╭─ DATASET CONTENT
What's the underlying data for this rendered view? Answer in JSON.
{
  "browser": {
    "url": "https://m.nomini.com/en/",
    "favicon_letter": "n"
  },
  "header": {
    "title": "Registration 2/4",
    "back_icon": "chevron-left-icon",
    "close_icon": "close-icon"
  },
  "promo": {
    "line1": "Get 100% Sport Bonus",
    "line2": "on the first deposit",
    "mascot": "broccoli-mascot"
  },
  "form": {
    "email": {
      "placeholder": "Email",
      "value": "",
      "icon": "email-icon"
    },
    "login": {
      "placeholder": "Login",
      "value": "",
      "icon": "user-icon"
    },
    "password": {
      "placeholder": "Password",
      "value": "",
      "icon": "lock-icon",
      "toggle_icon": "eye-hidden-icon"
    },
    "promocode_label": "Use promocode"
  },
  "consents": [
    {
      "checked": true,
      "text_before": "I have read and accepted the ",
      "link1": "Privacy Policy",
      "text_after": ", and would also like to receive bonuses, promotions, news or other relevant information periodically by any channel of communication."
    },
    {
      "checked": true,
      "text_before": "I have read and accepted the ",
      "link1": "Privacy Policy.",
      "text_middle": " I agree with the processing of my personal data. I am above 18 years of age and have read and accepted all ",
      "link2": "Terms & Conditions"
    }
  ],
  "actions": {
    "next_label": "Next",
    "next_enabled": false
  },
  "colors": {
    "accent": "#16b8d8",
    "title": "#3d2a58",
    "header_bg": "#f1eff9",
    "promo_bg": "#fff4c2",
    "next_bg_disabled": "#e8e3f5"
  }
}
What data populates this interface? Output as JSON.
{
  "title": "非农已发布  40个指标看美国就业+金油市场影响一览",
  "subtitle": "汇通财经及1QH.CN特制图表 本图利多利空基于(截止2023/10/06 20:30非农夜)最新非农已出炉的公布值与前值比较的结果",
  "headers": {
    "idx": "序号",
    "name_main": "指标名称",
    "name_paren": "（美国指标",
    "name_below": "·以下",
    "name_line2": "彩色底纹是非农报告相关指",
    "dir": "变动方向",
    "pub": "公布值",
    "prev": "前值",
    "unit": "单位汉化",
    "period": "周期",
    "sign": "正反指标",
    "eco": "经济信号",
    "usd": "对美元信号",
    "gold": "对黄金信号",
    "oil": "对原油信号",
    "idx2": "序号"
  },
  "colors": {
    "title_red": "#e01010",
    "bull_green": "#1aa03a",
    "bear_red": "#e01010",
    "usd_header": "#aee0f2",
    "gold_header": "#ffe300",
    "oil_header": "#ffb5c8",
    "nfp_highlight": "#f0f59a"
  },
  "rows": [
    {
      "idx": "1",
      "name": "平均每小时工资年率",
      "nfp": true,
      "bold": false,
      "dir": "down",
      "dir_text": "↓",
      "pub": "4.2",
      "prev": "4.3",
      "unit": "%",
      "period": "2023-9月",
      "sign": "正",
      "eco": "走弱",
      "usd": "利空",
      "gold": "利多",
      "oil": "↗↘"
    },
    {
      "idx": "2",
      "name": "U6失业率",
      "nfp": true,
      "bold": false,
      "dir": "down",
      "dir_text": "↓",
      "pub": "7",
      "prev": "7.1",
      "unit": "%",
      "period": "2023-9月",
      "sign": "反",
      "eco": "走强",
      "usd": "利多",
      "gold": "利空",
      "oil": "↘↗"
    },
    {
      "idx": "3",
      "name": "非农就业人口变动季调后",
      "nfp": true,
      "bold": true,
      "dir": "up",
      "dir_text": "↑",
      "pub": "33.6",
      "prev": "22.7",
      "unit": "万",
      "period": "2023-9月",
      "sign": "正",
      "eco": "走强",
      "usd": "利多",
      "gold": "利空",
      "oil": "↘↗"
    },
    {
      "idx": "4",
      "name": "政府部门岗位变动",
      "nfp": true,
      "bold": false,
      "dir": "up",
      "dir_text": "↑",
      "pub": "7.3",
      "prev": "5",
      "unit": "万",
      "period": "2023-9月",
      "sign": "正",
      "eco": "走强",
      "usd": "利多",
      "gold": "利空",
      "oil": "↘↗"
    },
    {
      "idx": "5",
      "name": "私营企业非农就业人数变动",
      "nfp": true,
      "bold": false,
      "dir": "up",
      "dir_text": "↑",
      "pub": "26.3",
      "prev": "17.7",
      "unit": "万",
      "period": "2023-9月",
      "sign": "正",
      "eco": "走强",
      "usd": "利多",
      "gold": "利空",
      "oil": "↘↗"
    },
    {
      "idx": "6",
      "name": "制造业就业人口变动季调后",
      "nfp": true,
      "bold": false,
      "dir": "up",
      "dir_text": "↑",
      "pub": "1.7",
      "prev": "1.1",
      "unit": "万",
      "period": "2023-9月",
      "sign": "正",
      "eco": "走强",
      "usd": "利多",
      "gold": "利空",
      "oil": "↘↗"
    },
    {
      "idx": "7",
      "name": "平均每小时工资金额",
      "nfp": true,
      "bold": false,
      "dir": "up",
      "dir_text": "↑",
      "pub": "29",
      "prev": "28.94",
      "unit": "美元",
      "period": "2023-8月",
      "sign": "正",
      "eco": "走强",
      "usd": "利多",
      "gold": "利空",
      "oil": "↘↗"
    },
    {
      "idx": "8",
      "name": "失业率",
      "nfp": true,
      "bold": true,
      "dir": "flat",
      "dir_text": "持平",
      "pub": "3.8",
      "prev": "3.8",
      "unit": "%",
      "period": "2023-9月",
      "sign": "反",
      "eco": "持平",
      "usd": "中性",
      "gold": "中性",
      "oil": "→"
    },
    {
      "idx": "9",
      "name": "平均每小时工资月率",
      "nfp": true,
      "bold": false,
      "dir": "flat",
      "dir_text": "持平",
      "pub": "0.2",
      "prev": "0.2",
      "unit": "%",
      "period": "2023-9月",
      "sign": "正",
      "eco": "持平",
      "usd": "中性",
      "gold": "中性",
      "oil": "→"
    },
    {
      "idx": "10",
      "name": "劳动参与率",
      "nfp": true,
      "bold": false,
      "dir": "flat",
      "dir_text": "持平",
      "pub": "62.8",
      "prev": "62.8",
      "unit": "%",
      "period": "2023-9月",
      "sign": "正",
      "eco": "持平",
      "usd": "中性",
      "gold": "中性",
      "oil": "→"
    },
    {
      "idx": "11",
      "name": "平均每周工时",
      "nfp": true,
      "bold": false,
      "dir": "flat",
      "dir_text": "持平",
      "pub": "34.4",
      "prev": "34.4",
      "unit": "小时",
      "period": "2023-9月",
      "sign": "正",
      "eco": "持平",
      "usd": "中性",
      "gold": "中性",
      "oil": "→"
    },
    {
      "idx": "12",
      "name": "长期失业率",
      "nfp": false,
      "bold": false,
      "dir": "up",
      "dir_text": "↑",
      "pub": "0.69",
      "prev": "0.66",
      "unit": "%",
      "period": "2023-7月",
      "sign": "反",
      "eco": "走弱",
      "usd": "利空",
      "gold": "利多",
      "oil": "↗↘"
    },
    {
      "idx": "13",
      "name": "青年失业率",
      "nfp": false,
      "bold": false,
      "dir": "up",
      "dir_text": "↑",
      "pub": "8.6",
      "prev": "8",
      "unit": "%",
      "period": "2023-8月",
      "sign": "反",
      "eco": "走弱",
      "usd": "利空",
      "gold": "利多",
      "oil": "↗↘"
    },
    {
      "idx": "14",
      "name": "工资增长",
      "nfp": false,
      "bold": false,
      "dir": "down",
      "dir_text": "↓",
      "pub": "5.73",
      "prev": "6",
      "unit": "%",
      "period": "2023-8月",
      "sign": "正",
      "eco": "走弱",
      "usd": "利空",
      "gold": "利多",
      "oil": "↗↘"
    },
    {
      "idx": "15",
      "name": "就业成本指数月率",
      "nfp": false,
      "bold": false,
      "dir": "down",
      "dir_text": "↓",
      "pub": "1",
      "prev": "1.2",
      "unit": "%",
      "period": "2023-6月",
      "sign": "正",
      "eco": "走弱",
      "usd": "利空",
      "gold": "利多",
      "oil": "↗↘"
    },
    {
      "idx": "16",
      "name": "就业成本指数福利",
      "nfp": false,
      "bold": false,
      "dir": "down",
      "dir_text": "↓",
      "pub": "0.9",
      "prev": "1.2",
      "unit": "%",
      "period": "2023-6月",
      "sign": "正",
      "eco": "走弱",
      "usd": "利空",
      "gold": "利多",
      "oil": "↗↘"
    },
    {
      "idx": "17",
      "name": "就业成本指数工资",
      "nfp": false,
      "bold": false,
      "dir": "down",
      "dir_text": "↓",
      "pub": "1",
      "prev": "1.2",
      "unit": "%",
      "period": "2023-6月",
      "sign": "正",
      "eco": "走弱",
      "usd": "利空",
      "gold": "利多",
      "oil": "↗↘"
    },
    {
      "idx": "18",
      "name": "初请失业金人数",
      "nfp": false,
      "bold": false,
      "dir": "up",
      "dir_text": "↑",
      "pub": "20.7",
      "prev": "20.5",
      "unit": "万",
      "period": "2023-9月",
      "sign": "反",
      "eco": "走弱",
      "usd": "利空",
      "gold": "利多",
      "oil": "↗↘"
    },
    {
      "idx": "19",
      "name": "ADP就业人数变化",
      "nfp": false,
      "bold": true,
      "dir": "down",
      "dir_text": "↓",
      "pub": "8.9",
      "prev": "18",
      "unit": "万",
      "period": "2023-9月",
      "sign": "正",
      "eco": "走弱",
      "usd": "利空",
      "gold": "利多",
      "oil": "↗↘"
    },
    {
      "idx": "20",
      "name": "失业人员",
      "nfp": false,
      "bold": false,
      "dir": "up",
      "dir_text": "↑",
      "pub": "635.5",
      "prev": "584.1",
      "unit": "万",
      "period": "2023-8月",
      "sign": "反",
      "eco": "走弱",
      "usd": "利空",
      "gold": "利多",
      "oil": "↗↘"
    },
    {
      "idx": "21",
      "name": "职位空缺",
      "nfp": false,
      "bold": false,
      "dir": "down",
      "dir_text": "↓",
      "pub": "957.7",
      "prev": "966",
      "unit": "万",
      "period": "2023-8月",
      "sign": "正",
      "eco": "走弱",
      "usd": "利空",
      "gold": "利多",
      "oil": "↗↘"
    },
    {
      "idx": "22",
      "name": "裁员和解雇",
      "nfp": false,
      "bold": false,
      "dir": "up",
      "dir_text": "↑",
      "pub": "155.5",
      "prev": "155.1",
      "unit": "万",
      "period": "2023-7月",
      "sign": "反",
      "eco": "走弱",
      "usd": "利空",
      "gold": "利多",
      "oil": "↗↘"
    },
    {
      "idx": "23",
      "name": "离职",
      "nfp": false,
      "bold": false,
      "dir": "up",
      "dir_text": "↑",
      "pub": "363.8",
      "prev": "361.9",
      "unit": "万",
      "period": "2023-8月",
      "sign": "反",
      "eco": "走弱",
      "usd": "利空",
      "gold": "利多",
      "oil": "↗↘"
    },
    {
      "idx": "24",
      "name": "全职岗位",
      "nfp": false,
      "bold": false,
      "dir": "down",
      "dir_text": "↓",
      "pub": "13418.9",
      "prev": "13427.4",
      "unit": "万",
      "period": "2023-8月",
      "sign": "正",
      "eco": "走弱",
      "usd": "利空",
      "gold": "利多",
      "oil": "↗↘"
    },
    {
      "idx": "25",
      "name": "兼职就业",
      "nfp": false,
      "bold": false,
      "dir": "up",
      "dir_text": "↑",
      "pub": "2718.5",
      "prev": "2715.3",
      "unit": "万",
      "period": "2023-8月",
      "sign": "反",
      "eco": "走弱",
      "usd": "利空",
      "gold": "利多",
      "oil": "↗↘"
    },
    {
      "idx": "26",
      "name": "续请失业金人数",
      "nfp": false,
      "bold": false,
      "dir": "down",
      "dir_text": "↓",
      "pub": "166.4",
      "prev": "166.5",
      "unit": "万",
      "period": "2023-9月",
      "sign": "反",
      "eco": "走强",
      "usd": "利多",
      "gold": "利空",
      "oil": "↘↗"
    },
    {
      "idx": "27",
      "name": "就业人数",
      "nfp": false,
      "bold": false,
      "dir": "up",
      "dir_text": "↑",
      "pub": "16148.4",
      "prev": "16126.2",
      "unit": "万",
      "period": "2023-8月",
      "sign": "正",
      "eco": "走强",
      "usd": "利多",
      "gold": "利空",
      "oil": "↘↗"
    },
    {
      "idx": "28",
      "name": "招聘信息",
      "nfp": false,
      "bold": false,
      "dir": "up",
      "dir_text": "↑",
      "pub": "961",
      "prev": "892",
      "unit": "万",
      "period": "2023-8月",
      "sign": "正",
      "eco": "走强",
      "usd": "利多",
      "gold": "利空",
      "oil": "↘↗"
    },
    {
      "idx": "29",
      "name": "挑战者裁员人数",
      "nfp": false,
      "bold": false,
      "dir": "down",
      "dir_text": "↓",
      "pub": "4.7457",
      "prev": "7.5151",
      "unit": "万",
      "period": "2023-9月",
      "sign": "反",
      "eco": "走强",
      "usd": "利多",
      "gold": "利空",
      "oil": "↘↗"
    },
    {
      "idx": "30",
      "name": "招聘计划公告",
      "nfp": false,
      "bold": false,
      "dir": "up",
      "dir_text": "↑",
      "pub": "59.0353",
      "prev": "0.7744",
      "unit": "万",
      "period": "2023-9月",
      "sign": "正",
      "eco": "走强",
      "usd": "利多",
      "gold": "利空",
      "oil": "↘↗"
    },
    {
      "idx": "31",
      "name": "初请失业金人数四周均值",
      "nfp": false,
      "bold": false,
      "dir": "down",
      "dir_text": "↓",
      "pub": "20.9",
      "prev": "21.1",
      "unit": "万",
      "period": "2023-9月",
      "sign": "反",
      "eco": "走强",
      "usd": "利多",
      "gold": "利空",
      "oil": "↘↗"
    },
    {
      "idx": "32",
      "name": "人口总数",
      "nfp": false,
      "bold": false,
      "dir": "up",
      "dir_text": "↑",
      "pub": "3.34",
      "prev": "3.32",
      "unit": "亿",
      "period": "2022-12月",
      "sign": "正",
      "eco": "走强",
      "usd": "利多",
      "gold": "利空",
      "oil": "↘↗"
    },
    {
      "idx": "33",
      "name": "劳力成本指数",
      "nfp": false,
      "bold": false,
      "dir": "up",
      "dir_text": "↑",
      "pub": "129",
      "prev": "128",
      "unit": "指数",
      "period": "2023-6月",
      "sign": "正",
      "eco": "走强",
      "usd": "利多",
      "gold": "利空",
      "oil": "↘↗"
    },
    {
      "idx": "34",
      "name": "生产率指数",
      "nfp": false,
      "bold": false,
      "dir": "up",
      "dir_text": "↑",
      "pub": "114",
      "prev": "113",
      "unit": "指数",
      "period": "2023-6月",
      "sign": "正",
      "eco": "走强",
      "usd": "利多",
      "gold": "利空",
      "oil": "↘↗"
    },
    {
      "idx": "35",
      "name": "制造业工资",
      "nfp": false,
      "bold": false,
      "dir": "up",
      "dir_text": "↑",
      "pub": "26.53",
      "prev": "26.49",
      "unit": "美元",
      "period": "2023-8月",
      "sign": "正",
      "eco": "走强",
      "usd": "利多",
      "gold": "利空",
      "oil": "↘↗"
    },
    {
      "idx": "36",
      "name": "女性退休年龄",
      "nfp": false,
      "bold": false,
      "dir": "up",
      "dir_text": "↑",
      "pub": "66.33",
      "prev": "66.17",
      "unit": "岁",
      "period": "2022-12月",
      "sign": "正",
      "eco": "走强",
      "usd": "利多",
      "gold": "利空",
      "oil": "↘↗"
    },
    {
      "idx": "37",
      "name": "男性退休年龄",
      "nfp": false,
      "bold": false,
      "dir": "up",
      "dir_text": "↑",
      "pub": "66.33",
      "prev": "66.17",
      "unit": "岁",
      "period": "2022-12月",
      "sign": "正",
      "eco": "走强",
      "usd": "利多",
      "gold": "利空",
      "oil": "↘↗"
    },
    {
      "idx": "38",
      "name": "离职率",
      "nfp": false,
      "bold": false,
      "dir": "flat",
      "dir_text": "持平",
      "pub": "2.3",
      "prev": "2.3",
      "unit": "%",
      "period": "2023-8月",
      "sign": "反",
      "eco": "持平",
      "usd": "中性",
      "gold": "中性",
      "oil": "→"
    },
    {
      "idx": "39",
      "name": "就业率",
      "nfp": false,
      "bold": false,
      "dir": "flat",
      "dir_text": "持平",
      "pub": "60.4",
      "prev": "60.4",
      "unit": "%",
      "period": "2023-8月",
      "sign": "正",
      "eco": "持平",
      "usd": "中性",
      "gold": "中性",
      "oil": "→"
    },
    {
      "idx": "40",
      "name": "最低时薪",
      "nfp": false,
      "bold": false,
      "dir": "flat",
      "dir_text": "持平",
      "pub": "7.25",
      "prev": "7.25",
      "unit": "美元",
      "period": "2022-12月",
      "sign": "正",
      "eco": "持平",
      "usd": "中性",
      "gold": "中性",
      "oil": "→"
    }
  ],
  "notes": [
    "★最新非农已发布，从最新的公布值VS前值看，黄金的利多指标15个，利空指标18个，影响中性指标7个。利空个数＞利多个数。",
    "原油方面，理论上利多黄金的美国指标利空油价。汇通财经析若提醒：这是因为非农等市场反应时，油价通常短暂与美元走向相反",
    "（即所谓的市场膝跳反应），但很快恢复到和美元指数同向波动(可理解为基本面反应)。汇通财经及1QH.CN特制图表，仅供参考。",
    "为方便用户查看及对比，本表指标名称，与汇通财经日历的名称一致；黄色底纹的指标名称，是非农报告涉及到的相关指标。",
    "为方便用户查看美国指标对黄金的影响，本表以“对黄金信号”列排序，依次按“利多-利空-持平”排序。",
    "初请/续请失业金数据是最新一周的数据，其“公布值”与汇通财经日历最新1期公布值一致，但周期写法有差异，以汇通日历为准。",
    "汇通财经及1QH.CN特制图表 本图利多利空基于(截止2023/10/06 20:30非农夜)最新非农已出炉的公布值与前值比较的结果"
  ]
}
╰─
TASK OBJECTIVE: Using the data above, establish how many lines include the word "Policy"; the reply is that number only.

SOLUTION: 2